• _AIM OF THE EXERCISE_
When you retype the records that follow, keep each word as it is and drop any pictures.

Stored items from a collection:
________________

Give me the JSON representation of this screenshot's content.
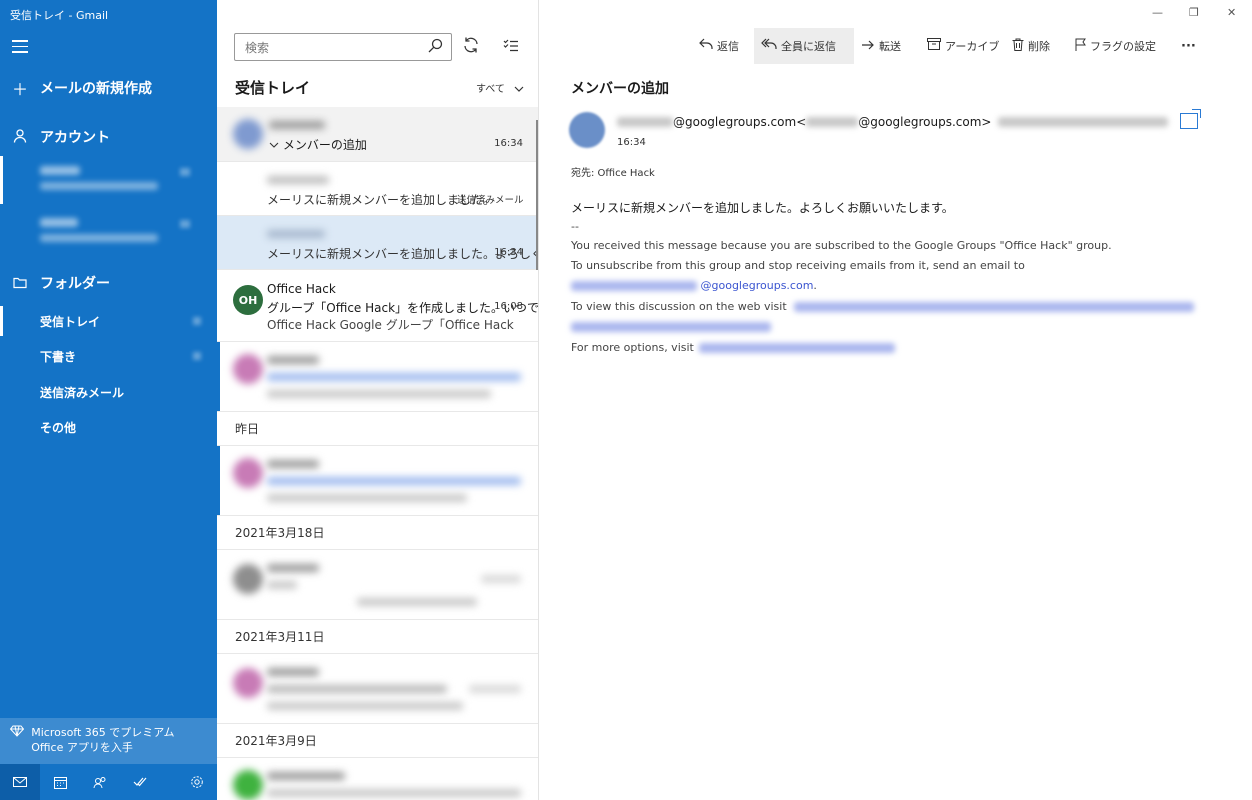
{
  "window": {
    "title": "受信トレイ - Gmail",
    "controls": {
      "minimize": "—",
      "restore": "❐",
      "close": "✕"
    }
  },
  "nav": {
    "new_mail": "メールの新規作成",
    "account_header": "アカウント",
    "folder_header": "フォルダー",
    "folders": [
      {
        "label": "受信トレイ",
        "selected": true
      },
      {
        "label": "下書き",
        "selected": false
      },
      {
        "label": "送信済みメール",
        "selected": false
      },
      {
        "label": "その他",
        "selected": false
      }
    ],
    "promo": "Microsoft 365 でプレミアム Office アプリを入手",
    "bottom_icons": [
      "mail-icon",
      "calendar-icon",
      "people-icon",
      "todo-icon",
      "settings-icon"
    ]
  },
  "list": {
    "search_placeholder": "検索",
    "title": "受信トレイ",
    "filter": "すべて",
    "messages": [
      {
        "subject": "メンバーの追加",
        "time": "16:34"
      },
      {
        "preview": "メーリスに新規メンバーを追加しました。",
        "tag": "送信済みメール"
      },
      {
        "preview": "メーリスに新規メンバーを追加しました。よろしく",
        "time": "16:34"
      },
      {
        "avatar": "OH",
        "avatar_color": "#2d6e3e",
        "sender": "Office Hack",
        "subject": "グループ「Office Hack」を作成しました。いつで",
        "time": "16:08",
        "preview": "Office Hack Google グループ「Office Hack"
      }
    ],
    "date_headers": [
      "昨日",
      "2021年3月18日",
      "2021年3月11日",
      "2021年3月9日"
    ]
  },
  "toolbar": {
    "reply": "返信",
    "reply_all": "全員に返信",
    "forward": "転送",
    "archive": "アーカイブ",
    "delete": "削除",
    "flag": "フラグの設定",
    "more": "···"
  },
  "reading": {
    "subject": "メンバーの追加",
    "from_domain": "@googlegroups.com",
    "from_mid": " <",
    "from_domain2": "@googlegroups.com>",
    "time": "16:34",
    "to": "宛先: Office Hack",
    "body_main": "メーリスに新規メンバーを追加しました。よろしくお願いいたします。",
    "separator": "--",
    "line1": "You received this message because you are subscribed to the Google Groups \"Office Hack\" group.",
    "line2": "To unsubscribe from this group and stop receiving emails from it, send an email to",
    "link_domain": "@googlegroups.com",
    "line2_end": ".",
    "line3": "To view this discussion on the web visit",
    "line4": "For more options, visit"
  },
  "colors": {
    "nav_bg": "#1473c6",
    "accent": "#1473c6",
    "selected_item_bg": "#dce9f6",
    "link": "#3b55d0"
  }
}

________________

• _YOUR SOLUTION_
Give me the JSON representation of this screenshot's content.
{
  "window": {
    "title": "受信トレイ - Gmail",
    "controls": {
      "minimize": "—",
      "restore": "❐",
      "close": "✕"
    }
  },
  "nav": {
    "new_mail": "メールの新規作成",
    "account_header": "アカウント",
    "folder_header": "フォルダー",
    "folders": [
      {
        "label": "受信トレイ",
        "selected": true
      },
      {
        "label": "下書き",
        "selected": false
      },
      {
        "label": "送信済みメール",
        "selected": false
      },
      {
        "label": "その他",
        "selected": false
      }
    ],
    "promo": "Microsoft 365 でプレミアム Office アプリを入手",
    "bottom_icons": [
      "mail-icon",
      "calendar-icon",
      "people-icon",
      "todo-icon",
      "settings-icon"
    ]
  },
  "list": {
    "search_placeholder": "検索",
    "title": "受信トレイ",
    "filter": "すべて",
    "messages": [
      {
        "subject": "メンバーの追加",
        "time": "16:34"
      },
      {
        "preview": "メーリスに新規メンバーを追加しました。",
        "tag": "送信済みメール"
      },
      {
        "preview": "メーリスに新規メンバーを追加しました。よろしく",
        "time": "16:34"
      },
      {
        "avatar": "OH",
        "avatar_color": "#2d6e3e",
        "sender": "Office Hack",
        "subject": "グループ「Office Hack」を作成しました。いつで",
        "time": "16:08",
        "preview": "Office Hack Google グループ「Office Hack"
      }
    ],
    "date_headers": [
      "昨日",
      "2021年3月18日",
      "2021年3月11日",
      "2021年3月9日"
    ]
  },
  "toolbar": {
    "reply": "返信",
    "reply_all": "全員に返信",
    "forward": "転送",
    "archive": "アーカイブ",
    "delete": "削除",
    "flag": "フラグの設定",
    "more": "···"
  },
  "reading": {
    "subject": "メンバーの追加",
    "from_domain": "@googlegroups.com",
    "from_mid": " <",
    "from_domain2": "@googlegroups.com>",
    "time": "16:34",
    "to": "宛先: Office Hack",
    "body_main": "メーリスに新規メンバーを追加しました。よろしくお願いいたします。",
    "separator": "--",
    "line1": "You received this message because you are subscribed to the Google Groups \"Office Hack\" group.",
    "line2": "To unsubscribe from this group and stop receiving emails from it, send an email to",
    "link_domain": "@googlegroups.com",
    "line2_end": ".",
    "line3": "To view this discussion on the web visit",
    "line4": "For more options, visit"
  },
  "colors": {
    "nav_bg": "#1473c6",
    "accent": "#1473c6",
    "selected_item_bg": "#dce9f6",
    "link": "#3b55d0"
  }
}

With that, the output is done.